In the data below, find each line that contains the word "glass" and copy it.

(Data records for software interfaces)
____________________
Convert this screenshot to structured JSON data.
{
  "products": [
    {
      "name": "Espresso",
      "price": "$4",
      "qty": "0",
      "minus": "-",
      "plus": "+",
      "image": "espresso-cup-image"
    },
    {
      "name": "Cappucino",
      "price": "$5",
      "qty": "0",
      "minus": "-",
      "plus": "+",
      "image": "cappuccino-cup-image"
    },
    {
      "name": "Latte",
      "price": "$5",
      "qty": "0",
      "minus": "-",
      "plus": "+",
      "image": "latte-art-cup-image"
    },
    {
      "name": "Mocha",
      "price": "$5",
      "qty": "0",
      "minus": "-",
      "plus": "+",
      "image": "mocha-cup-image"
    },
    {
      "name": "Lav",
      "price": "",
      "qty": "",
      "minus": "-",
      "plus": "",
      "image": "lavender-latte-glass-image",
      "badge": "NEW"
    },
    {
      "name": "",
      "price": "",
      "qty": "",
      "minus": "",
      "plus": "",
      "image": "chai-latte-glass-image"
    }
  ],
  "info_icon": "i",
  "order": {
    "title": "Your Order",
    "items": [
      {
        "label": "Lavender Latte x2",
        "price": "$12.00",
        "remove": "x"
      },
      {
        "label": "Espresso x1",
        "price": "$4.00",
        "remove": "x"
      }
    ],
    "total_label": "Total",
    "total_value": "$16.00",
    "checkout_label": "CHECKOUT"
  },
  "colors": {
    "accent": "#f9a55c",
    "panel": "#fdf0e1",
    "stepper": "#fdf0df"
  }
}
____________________
* Answer to this task:
      "image": "lavender-latte-glass-image",
      "image": "chai-latte-glass-image"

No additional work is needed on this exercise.